# Solved – Confidence interval of a log-linear regression

AIM: Make a confidence interval statement on a log-linear regression

Interpreting Standard Deviation of Natural Log Transformed Data

Lognormal Regression?

But they do not tackle the confidence interval of log-linear regressions.

I have the following log-linear regression:

`lm( log(n_capita) ~ edu_index_percent, data = full_maps_edu)`

With the summary table:

``Coefficients:                   Estimate Std. Error t value            Pr(>|t|)     (Intercept)       -9.92029    0.38053   -26.1 <0.0000000000000002 *** edu_index_percent  0.10345    0.00592    17.5 <0.0000000000000002 *** --- Signif. codes:  0 ‘***’ 0.001 ‘**’ 0.01 ‘*’ 0.05 ‘.’ 0.1 ‘ ’ 1  Residual standard error: 1.33 on 167 degrees of freedom Multiple R-squared:  0.646, Adjusted R-squared:  0.644  F-statistic:  305 on 1 and 167 DF,  p-value: <0.0000000000000002 ``

So far, I think it is correct to say:

• The geometric mean of `n_capita` is $$exp(-9.92029)=0.00004917$$
• A one unit increase in the `edu_index_percentage`, in this case, one percentage point, is expected to increase `n_capita` by $$exp(0.10345)-1*100=10.9$$ percent.

Now I would like to make a statement about the confidence interval, something like:

There is approximately a 95% change that the following interval contains the true value of the `edu_index_percentage` coefficient:

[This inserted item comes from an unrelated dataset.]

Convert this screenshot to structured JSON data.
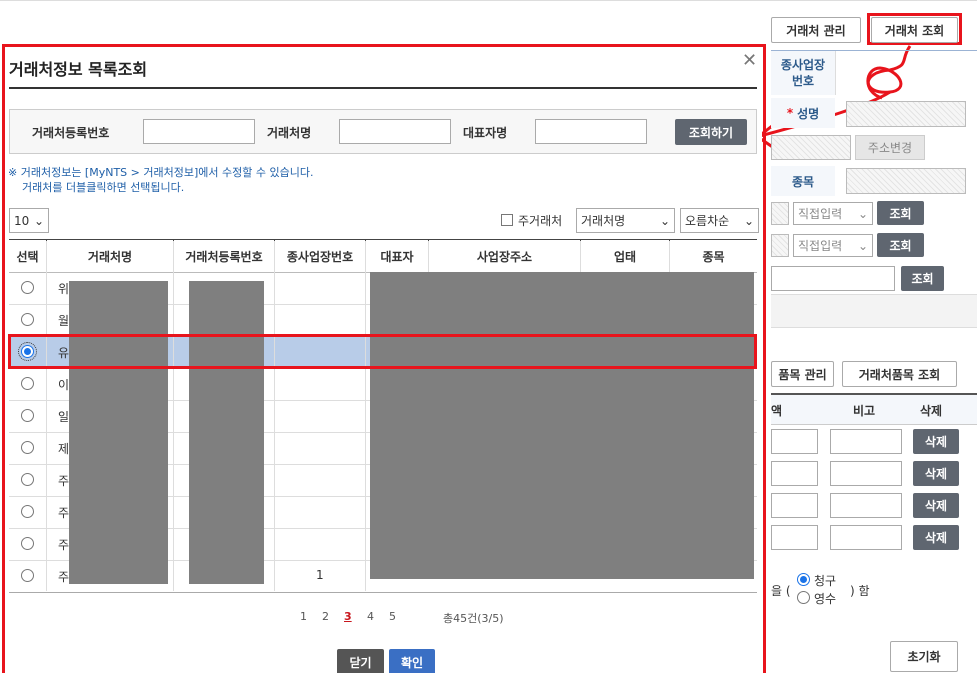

$$[0.10345-2*0.00592, 0.10345+2*0.00592]$$
$$[0.09161, 0.1153]$$
$$[exp(0.09161)-1,exp(0.1153)-1]$$
$$[0.096,0.122]$$

QUESTION: Since I have to exponentiate the `Estimate` to interpret, I know I also have to exponentiate the `Std.Error`. But when it comes to building the interval, I don't know at what point I should exponentiate.

In other words, is the interval $$[0.096,0.122]$$ correct?

Contents

$$ln(Capital) =beta_0 +beta_1Education+varepsilon,$$
then a one unit increase in $$Education$$ increases $$Capital$$ by $$beta_1*100$$ percent. In your case that is always 10.345% independent of the exact value of $$Education$$. This generality is the beauty of a log-linear model.
The 95% confidence interval is also easy. It ranges in your case from an 100%*(0.10345-2*0.00592)=9.161% to (0.10345+2*0.00592)=11.529% increase of $$Capital$$ following an increase of $$Education$$ by one unit.